The US Federal Reserve said Wednesday supply chain bottlenecks and labor shortages have caused US economic growth to slow down and resulted in inflationary pressures in its "beige book" report.
The bottlenecks in critical sectors such as semiconductors have resulted in "significantly elevated prices" in much of the US. The uncertainty has elevated concerns about the state of the economy.
The Fed forecasts a temporary supply chain, inflationary struggle
The US economy faces pressure from supply chains, labor shortages and uncertainty over the delta variant of the coronavirus. However, the Fed's latest survey of business conditions around the US reveals consumer spending, the main driver of the economy, remains quite strong.
Auto sales are flailing as manufacturers struggle to obtain semiconductors and steel, which are key components. Labor shortages are also forcing companies to charge more or cut back hours of operation, especially in the service, hospitality and manufacturing sectors.
"Firms reported high turnover as workers left for other jobs or retired," the Fed said in its report, noting, "Child-care issues and vaccine mandates were widely cited as contributing to the problem."
To entice workers, many companies are offering more training, increased wages, signing and retention bonuses, flexible work schedules or increased vacation time.
The Fed's benchmark interest rate has remained ultra-low at zero to 0.25% since the COVID pandemic began in early 2020. There are growing calls to raise interest rates to tamp down the tide of inflation.
What is the beige book?
The beige book is a report on US economic conditions based on surveys carried out of business contacts by the Fed's 12 regional banks. The latest survey took place on or before October 8 and will form the basis of discussions at the next meeting of central bank officials in early November.
It is expected that the Fed will begin to reduce its monthly bond purchases of $120 billion (€103 billion) starting in either November or December following that meeting. These bond purchases are designed to boost the economy by keeping long-term interest rates low.

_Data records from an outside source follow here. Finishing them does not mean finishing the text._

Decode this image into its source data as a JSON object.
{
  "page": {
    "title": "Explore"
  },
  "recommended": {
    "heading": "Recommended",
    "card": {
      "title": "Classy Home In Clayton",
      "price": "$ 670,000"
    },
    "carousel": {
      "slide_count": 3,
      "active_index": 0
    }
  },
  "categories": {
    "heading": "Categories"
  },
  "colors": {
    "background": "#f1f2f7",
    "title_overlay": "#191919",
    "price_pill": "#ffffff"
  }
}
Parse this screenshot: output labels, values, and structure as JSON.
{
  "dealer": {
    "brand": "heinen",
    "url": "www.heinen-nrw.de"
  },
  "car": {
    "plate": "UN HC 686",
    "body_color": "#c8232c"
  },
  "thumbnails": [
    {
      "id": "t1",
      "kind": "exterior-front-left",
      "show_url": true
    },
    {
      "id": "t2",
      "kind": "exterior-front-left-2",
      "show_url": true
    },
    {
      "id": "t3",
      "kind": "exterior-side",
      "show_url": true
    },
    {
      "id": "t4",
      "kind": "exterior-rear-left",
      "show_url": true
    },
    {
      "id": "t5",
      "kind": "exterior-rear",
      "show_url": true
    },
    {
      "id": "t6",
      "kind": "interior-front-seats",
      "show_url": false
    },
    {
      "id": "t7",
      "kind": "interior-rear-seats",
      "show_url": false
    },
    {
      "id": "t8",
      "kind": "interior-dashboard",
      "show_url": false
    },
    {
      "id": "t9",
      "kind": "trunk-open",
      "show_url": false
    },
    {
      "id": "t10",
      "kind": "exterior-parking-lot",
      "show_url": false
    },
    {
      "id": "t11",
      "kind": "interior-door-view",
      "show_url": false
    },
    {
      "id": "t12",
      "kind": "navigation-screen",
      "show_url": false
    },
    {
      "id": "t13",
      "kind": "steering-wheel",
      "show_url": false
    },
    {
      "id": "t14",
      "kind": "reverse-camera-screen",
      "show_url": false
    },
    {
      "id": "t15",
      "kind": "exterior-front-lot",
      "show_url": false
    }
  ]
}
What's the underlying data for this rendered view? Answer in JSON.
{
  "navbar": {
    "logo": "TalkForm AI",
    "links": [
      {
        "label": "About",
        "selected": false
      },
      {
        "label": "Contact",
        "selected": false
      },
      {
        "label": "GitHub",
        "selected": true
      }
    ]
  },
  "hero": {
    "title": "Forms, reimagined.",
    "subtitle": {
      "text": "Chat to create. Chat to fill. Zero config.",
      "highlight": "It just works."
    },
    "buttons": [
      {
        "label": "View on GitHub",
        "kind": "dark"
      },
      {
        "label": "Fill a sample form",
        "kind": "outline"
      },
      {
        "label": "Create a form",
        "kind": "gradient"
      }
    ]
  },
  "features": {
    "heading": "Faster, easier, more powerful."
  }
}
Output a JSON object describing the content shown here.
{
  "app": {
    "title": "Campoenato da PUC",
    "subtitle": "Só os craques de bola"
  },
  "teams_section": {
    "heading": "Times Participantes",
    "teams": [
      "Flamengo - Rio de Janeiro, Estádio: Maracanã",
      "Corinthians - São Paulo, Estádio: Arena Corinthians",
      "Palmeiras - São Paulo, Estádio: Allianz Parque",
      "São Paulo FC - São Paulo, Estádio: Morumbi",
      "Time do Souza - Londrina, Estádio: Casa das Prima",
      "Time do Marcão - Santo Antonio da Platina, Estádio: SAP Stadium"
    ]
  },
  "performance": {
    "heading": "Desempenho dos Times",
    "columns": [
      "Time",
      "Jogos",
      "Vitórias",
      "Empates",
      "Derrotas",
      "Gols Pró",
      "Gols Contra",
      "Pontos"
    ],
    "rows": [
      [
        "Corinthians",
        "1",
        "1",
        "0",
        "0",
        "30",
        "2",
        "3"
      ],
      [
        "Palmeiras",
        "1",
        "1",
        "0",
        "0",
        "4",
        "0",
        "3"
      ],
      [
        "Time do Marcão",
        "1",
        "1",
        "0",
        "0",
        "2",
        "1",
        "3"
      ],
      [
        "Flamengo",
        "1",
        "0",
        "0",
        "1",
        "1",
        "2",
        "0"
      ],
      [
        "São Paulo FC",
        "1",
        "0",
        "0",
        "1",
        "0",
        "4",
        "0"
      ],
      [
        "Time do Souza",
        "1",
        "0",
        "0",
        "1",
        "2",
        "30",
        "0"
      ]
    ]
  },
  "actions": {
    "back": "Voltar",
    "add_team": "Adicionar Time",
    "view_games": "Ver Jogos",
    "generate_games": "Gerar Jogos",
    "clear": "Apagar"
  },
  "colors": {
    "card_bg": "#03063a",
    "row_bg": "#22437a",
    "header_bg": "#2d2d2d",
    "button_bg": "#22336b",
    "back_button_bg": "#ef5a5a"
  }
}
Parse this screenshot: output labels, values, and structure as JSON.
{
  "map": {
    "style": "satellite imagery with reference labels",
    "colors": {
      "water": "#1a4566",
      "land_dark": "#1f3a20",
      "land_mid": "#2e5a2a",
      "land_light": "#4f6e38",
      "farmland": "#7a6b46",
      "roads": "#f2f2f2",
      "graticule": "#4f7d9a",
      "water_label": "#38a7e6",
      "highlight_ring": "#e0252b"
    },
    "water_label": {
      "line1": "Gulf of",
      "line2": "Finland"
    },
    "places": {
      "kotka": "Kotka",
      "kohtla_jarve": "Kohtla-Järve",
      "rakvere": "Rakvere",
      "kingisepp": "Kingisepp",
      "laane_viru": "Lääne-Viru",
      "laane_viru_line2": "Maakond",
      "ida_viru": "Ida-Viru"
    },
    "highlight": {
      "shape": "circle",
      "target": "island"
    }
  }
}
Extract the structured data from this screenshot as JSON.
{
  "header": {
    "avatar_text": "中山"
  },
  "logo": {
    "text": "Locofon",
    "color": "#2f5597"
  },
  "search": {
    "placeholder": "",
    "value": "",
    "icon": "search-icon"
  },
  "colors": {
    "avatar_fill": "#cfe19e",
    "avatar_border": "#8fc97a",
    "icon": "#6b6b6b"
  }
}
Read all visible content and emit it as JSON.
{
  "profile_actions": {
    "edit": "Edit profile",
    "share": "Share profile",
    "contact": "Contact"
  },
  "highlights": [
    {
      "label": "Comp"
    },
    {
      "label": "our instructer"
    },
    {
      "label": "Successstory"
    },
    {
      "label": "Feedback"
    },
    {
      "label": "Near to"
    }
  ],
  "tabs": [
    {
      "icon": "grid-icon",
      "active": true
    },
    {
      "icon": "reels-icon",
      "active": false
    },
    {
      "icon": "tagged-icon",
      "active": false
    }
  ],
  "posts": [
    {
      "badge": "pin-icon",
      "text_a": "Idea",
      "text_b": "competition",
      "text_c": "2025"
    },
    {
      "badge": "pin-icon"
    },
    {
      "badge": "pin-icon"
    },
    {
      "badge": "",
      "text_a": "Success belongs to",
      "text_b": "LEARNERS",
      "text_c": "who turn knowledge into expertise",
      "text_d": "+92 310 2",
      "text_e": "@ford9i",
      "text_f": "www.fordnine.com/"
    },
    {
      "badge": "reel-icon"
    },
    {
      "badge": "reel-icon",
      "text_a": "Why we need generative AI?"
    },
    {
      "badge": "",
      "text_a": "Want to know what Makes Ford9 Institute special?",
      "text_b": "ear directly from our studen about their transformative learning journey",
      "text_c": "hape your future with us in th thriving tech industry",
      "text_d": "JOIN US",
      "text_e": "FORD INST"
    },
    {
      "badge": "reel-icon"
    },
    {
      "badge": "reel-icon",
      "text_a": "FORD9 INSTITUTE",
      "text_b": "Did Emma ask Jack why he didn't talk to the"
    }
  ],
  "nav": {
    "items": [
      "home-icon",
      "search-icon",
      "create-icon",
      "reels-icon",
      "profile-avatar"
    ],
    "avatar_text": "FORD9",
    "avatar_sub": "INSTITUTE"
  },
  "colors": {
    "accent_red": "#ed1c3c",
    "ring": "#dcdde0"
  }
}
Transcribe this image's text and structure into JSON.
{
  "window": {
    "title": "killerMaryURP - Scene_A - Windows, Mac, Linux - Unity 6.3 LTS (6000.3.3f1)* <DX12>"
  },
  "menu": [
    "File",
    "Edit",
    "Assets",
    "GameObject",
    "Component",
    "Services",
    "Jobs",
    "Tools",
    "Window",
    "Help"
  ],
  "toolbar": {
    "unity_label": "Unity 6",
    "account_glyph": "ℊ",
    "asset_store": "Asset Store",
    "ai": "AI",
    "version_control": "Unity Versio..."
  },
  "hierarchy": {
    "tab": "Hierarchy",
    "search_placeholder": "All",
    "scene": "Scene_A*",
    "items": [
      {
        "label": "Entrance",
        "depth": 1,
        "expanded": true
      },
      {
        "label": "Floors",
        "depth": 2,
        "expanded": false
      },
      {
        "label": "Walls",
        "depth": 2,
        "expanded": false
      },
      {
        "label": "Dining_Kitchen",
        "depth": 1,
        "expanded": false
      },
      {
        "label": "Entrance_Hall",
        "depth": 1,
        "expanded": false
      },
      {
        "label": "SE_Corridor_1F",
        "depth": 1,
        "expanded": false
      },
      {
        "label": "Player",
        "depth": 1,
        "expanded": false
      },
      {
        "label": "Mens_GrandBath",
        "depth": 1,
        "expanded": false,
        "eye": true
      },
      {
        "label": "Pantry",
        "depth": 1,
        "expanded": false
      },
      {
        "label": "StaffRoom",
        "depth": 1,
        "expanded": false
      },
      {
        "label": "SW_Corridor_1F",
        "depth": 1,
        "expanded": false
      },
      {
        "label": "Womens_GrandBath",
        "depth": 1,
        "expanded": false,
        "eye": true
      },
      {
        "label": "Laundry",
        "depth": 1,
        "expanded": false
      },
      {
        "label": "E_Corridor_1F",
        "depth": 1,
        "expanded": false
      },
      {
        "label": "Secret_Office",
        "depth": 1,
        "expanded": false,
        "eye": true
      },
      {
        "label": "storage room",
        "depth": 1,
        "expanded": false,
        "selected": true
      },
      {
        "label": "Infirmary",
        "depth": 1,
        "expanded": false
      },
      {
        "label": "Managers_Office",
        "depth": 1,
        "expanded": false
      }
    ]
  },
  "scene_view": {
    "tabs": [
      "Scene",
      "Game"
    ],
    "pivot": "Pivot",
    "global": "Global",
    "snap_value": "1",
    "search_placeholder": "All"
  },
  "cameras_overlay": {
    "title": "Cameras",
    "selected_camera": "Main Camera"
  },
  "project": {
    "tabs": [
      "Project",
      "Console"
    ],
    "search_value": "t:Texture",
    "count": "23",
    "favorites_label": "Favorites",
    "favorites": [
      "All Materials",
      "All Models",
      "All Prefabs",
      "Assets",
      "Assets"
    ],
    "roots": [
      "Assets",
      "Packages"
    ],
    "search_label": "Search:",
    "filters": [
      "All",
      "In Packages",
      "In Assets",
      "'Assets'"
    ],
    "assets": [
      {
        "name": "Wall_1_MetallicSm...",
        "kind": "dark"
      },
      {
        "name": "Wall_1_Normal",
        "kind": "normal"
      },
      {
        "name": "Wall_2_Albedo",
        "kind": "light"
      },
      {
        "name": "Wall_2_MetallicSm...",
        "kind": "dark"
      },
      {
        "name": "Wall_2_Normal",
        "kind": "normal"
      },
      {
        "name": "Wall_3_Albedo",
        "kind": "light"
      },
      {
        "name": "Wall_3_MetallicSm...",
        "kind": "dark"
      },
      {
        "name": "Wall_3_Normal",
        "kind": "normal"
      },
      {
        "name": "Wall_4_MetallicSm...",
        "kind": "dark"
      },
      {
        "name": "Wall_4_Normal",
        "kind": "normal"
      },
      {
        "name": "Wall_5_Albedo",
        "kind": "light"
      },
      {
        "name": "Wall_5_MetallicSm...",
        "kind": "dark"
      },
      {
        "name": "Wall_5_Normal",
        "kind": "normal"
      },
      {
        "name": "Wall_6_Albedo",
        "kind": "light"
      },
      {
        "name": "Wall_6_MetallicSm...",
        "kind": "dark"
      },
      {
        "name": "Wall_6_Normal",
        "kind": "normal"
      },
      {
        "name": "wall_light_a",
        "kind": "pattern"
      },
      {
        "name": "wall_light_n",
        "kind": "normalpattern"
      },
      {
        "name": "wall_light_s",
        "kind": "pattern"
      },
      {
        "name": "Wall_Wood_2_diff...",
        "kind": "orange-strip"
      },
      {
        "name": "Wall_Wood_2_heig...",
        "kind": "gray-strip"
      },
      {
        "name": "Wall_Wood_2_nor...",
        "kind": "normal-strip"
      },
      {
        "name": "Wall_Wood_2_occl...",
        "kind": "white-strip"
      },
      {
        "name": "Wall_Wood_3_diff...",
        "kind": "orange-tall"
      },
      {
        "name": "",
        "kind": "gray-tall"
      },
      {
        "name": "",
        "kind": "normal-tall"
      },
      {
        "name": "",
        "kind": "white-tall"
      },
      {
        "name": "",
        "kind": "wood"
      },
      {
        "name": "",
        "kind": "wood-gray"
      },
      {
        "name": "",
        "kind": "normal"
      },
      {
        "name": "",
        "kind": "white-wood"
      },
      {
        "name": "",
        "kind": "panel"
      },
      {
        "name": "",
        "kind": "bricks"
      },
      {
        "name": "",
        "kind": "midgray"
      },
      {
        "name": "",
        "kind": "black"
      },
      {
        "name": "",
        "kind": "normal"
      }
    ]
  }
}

In the second half of next year, rate hikes are expected as well.